“Redoing something is terrifying as an actor,” Crawford said in an interview with TVGuide.com. “You like to do things that are original and you like to try to put your own spin on it.
“What they did was so incredible, and it didn’t leave a lot of meat on the bone. So what we had to do — because of the respect we had for the other projects — [was] separate ourselves as much as possible and try to bring only what we can bring.
“I can only bring what Clayne Crawford has inside of him, and Damon Wayans can only do the same. And that’s what we tried to do.”
Crawford previously played the stalker Kevin Wade on Season 8 of Fox’s ticking-clock thriller “24,” the shady prison medic Lance on the FX Network’s coal-country crime saga “Justified,” and has had a recurring role as the ne’er-do-well brother of special agent Christopher LaSalle (fellow Alabama actor Lucas Black) on the CBS thriller “NCIS: New Orleans.”
MY SA – BEVERLY HILLS, Calif. — It isn’t easy following Mel Gibson.
However, TV’s “Lethal Weapon” star is doing his best to make Gibson’s volatile police detective Martin Riggs his own by giving him an authentic Texas flavor.
Actor Clayne Crawford doesn’t have to go far to find inspiration.
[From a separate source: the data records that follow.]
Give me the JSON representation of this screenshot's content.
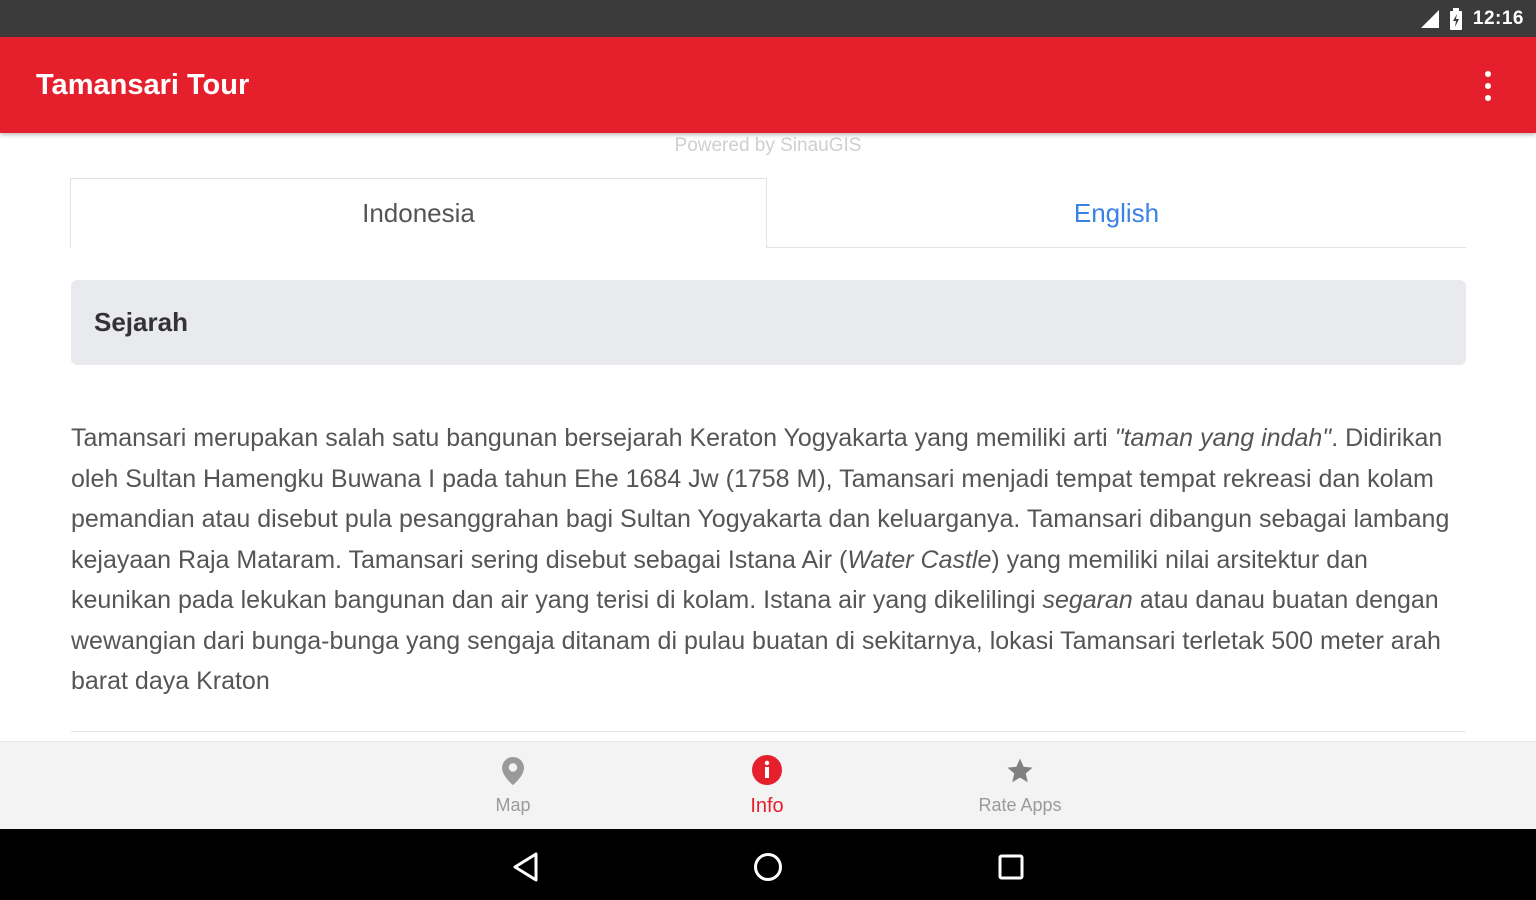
{
  "status_bar": {
    "time": "12:16",
    "icons": [
      "signal-icon",
      "battery-icon"
    ]
  },
  "app_bar": {
    "title": "Tamansari Tour",
    "menu_icon": "overflow-menu-icon"
  },
  "powered_by": "Powered by SinauGIS",
  "tabs": [
    {
      "label": "Indonesia",
      "selected": true
    },
    {
      "label": "English",
      "selected": false
    }
  ],
  "section": {
    "title": "Sejarah",
    "paragraph": [
      {
        "text": "Tamansari merupakan salah satu bangunan bersejarah Keraton Yogyakarta yang memiliki arti ",
        "italic": false
      },
      {
        "text": "\"taman yang indah\"",
        "italic": true
      },
      {
        "text": ". Didirikan oleh Sultan Hamengku Buwana I pada tahun Ehe 1684 Jw (1758 M), Tamansari menjadi tempat tempat rekreasi dan kolam pemandian atau disebut pula pesanggrahan bagi Sultan Yogyakarta dan keluarganya. Tamansari dibangun sebagai lambang kejayaan Raja Mataram. Tamansari sering disebut sebagai Istana Air (",
        "italic": false
      },
      {
        "text": "Water Castle",
        "italic": true
      },
      {
        "text": ") yang memiliki nilai arsitektur dan keunikan pada lekukan bangunan dan air yang terisi di kolam. Istana air yang dikelilingi ",
        "italic": false
      },
      {
        "text": "segaran",
        "italic": true
      },
      {
        "text": " atau danau buatan dengan wewangian dari bunga-bunga yang sengaja ditanam di pulau buatan di sekitarnya, lokasi Tamansari terletak 500 meter arah barat daya Kraton",
        "italic": false
      }
    ]
  },
  "bottom_nav": [
    {
      "label": "Map",
      "icon": "map-pin-icon",
      "active": false
    },
    {
      "label": "Info",
      "icon": "info-icon",
      "active": true
    },
    {
      "label": "Rate Apps",
      "icon": "star-icon",
      "active": false
    }
  ],
  "system_nav": [
    "back-icon",
    "home-icon",
    "recents-icon"
  ],
  "colors": {
    "primary": "#e5202c",
    "tab_inactive": "#3b82e6",
    "status_bar": "#3b3b3b"
  }
}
He said his wife is a native Texan and her family lives in the Hill Country.
He shared the info after “Lethal Weapon’s” writer/creator Matt Miller told TV critics how he was distinguishing the series’ cop character from Gibson’s of the ’80 and ’90s films.
“(The show is) putting Riggs in Texas so that maybe he would have a little bit of a drawl or a lilt to his speech, something that would distinguish him a little bit from the way that Mel played the role,” Miller said at a Fox press session this week.
Pressed for more details on the character, Miller said Riggs is from El Paso.
“We wanted him to be closer to the border and the drug trade,” Miller said, adding his investigations into these crimes eventually spread to the California-Mexico border.